Look for "data" in every line of the listing. Copy the lines that have it.

----------

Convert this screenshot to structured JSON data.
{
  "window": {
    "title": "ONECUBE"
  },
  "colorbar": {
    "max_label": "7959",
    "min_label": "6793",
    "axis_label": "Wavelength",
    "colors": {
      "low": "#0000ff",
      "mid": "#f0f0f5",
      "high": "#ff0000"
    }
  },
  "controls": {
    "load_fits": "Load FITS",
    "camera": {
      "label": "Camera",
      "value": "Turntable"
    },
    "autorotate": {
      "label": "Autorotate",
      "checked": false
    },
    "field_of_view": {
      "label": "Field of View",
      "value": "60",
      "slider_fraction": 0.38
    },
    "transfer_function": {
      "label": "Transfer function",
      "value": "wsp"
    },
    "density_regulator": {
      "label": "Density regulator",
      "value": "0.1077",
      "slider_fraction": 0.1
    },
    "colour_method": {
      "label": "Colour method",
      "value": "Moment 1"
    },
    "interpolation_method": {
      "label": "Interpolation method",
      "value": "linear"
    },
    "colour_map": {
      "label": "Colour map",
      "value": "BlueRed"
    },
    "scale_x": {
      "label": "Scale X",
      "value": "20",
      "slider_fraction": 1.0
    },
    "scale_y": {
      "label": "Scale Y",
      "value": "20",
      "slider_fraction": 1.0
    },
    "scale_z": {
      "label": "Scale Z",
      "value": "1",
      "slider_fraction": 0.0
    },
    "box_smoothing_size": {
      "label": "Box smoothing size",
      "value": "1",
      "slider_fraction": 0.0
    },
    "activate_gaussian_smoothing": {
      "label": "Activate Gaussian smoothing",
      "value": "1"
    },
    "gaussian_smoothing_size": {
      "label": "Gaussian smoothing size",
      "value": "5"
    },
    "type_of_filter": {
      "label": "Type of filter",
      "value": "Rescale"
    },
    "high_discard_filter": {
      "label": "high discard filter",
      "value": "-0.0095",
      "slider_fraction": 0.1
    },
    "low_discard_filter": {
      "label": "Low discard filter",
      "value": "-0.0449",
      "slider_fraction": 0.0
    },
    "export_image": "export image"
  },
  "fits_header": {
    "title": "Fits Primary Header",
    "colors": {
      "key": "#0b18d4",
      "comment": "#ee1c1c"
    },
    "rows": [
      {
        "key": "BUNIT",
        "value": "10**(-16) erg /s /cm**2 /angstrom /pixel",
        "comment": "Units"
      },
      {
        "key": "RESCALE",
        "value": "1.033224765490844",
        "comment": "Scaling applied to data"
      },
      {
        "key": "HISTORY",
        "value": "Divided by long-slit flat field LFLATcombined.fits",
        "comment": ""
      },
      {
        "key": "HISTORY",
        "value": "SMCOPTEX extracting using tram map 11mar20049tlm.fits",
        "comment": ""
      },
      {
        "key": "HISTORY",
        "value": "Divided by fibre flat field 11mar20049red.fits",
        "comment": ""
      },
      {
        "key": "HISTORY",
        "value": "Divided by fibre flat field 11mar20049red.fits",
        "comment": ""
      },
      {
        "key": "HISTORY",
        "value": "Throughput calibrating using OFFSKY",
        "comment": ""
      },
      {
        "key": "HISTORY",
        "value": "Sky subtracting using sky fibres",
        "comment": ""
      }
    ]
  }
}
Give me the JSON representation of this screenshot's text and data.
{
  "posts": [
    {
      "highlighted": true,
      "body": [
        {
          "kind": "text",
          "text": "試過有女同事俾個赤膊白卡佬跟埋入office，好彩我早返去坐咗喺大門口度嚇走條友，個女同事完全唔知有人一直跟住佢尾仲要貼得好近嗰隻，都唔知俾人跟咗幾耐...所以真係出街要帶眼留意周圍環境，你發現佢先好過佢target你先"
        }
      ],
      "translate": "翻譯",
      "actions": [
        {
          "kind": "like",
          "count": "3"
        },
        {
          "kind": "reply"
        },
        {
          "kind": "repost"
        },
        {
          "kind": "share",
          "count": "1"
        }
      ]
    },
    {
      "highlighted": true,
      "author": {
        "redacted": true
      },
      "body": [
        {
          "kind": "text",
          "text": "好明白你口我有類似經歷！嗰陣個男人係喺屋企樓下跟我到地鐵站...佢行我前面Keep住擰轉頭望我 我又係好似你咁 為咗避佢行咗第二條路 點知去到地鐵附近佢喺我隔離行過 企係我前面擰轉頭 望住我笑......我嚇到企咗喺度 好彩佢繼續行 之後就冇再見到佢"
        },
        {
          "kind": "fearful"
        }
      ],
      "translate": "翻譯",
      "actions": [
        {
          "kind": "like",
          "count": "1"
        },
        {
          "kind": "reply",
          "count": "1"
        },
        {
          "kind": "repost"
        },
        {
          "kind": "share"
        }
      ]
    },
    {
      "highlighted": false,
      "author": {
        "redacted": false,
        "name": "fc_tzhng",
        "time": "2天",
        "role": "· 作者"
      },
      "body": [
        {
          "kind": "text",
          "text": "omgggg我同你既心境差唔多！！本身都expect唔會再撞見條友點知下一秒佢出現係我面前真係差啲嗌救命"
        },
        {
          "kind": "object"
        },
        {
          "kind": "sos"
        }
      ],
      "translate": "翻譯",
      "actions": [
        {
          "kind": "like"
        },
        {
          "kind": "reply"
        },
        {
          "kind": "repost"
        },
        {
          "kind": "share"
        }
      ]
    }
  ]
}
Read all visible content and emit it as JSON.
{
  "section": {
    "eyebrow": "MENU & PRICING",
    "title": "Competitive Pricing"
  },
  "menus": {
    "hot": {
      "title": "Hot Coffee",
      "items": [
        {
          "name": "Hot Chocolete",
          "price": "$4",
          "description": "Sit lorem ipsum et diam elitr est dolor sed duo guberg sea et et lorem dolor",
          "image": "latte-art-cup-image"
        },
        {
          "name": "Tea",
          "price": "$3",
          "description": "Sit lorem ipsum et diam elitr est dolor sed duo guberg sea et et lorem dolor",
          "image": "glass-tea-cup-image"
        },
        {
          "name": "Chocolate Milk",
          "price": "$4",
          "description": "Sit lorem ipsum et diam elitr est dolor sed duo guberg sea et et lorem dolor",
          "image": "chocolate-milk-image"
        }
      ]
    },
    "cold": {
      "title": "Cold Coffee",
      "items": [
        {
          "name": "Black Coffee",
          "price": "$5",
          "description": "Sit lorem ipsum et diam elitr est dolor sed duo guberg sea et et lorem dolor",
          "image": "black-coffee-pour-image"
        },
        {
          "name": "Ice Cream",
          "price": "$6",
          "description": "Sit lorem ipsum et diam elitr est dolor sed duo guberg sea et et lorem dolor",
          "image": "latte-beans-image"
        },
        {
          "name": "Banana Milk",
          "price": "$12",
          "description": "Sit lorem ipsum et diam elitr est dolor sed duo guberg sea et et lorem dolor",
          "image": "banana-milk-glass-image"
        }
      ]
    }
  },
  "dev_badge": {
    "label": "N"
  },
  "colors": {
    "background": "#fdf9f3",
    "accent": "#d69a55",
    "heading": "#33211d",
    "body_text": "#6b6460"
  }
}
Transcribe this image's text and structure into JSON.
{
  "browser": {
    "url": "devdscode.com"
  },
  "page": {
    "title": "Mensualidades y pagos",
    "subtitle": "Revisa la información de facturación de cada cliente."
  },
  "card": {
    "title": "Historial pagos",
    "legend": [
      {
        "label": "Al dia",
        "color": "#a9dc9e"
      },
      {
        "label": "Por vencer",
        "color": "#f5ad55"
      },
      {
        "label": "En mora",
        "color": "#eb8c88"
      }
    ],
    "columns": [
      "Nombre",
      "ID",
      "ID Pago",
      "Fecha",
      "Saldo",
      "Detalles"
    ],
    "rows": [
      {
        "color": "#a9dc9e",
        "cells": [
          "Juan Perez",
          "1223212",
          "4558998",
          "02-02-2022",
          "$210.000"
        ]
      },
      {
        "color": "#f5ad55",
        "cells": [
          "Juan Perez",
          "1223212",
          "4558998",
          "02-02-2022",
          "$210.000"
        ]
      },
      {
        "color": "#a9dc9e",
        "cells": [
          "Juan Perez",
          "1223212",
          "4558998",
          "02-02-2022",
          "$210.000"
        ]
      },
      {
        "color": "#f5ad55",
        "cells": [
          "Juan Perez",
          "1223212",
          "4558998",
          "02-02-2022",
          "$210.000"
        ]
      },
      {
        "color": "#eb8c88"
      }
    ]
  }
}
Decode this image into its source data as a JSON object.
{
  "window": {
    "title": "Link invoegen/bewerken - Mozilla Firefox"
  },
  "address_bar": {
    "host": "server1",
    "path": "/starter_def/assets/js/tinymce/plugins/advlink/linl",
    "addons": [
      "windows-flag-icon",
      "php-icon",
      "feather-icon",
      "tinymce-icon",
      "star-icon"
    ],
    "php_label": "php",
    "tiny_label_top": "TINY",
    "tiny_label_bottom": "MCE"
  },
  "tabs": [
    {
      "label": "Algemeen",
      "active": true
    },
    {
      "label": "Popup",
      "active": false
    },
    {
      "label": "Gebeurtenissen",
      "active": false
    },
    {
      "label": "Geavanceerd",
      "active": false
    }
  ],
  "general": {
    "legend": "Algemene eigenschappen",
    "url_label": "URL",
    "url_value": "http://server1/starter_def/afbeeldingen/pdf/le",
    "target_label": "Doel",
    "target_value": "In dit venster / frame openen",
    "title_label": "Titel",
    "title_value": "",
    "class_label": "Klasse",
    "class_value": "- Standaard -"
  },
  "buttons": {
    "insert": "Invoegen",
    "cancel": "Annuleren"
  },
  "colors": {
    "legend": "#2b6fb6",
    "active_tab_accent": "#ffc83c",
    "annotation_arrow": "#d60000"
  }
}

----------

## RESPONSE TO THE EXERCISE
Convert this screenshot to structured JSON data.
        "comment": "Scaling applied to data"
Give me the JSON representation of this screenshot's text and data.
Decode this image into its source data as a JSON object.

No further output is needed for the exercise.